▶ _What the exercise asks_
Print each entry as it appears. Images stay out of the copy.

Segment Start: Supplied material

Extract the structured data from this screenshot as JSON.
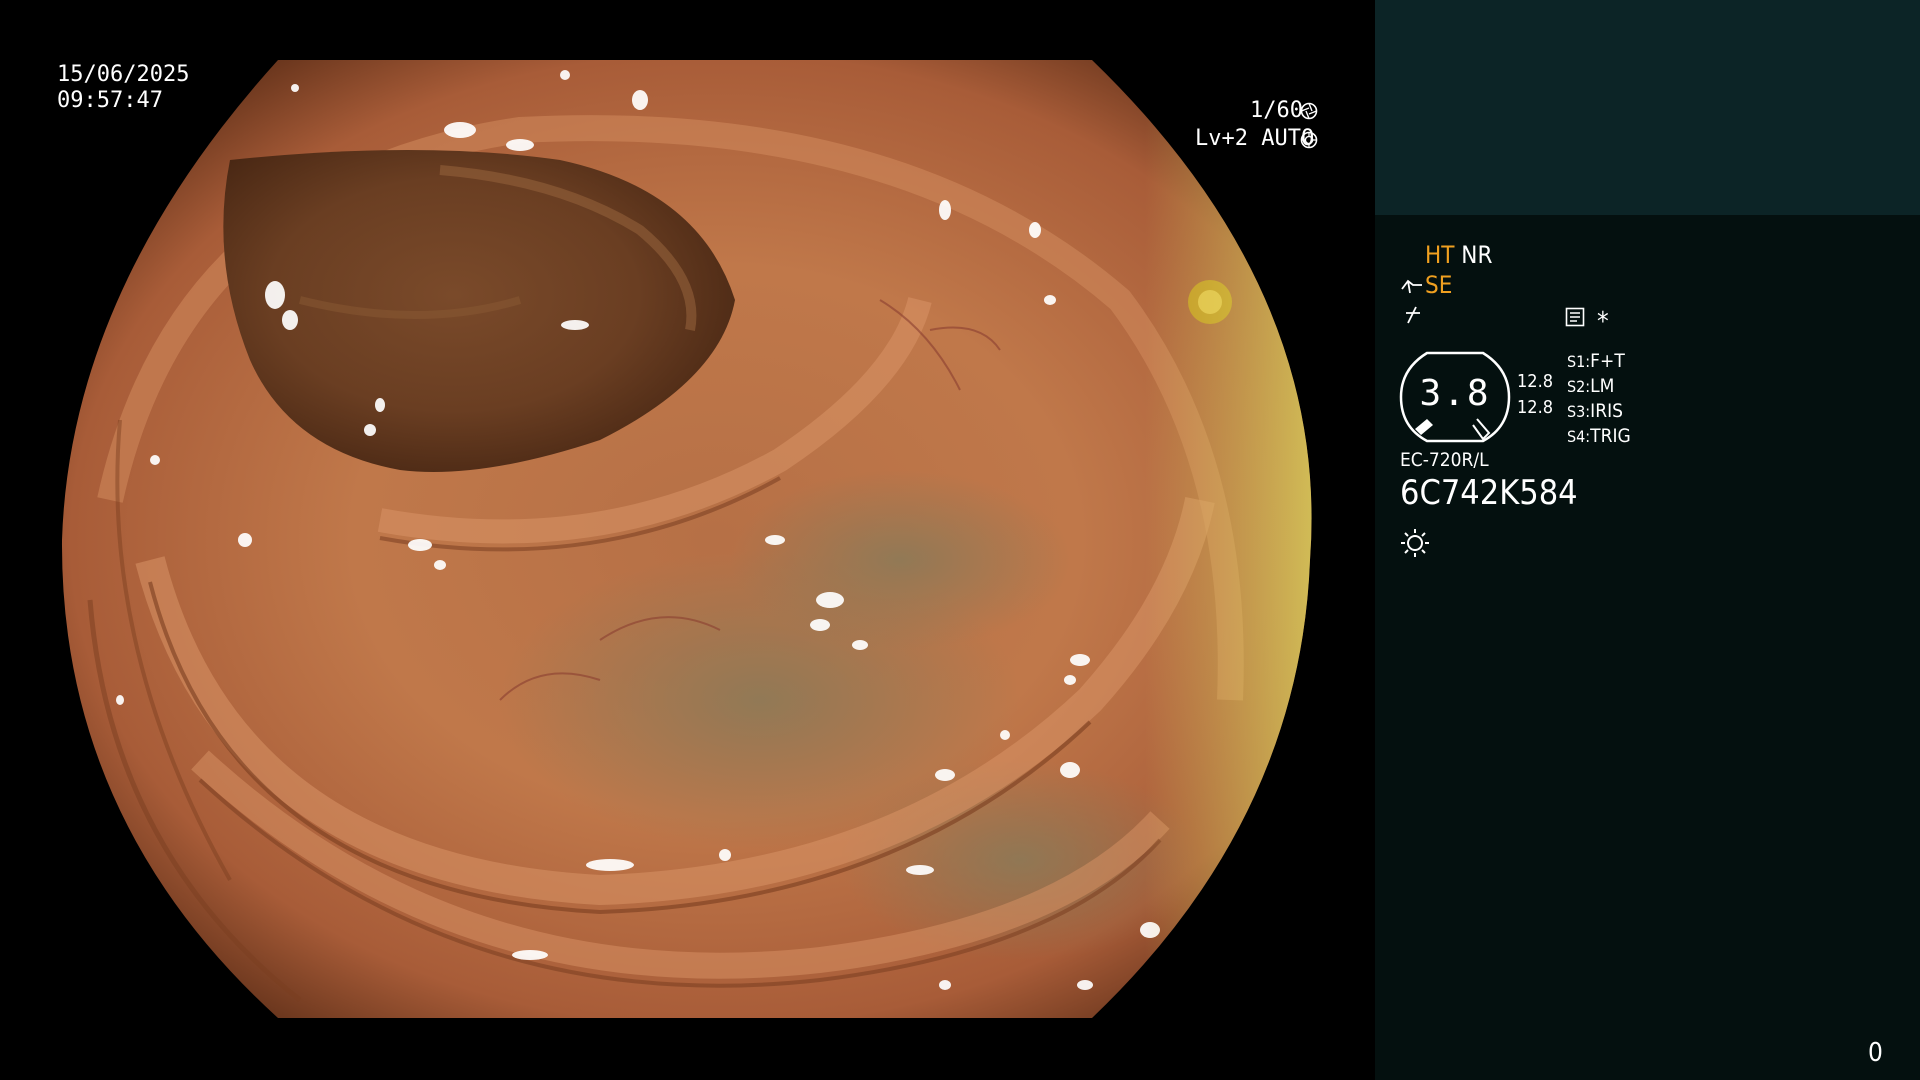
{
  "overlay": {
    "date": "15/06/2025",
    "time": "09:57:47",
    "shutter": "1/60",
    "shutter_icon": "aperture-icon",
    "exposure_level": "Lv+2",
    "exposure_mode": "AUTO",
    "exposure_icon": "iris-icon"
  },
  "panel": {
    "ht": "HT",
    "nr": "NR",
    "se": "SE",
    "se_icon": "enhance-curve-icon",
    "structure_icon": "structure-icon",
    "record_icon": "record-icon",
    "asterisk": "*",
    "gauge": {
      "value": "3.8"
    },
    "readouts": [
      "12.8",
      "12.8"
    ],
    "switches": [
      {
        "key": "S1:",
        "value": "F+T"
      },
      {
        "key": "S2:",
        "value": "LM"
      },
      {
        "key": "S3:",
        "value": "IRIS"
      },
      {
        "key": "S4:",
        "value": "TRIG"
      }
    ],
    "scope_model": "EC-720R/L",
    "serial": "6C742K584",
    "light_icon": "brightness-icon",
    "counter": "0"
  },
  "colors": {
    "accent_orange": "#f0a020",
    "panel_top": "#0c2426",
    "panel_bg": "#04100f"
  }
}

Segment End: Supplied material

▶ _Finished task_
Extract the structured data from this screenshot as JSON.
{
  "overlay": {
    "date": "15/06/2025",
    "time": "09:57:47",
    "shutter": "1/60",
    "shutter_icon": "aperture-icon",
    "exposure_level": "Lv+2",
    "exposure_mode": "AUTO",
    "exposure_icon": "iris-icon"
  },
  "panel": {
    "ht": "HT",
    "nr": "NR",
    "se": "SE",
    "se_icon": "enhance-curve-icon",
    "structure_icon": "structure-icon",
    "record_icon": "record-icon",
    "asterisk": "*",
    "gauge": {
      "value": "3.8"
    },
    "readouts": [
      "12.8",
      "12.8"
    ],
    "switches": [
      {
        "key": "S1:",
        "value": "F+T"
      },
      {
        "key": "S2:",
        "value": "LM"
      },
      {
        "key": "S3:",
        "value": "IRIS"
      },
      {
        "key": "S4:",
        "value": "TRIG"
      }
    ],
    "scope_model": "EC-720R/L",
    "serial": "6C742K584",
    "light_icon": "brightness-icon",
    "counter": "0"
  },
  "colors": {
    "accent_orange": "#f0a020",
    "panel_top": "#0c2426",
    "panel_bg": "#04100f"
  }
}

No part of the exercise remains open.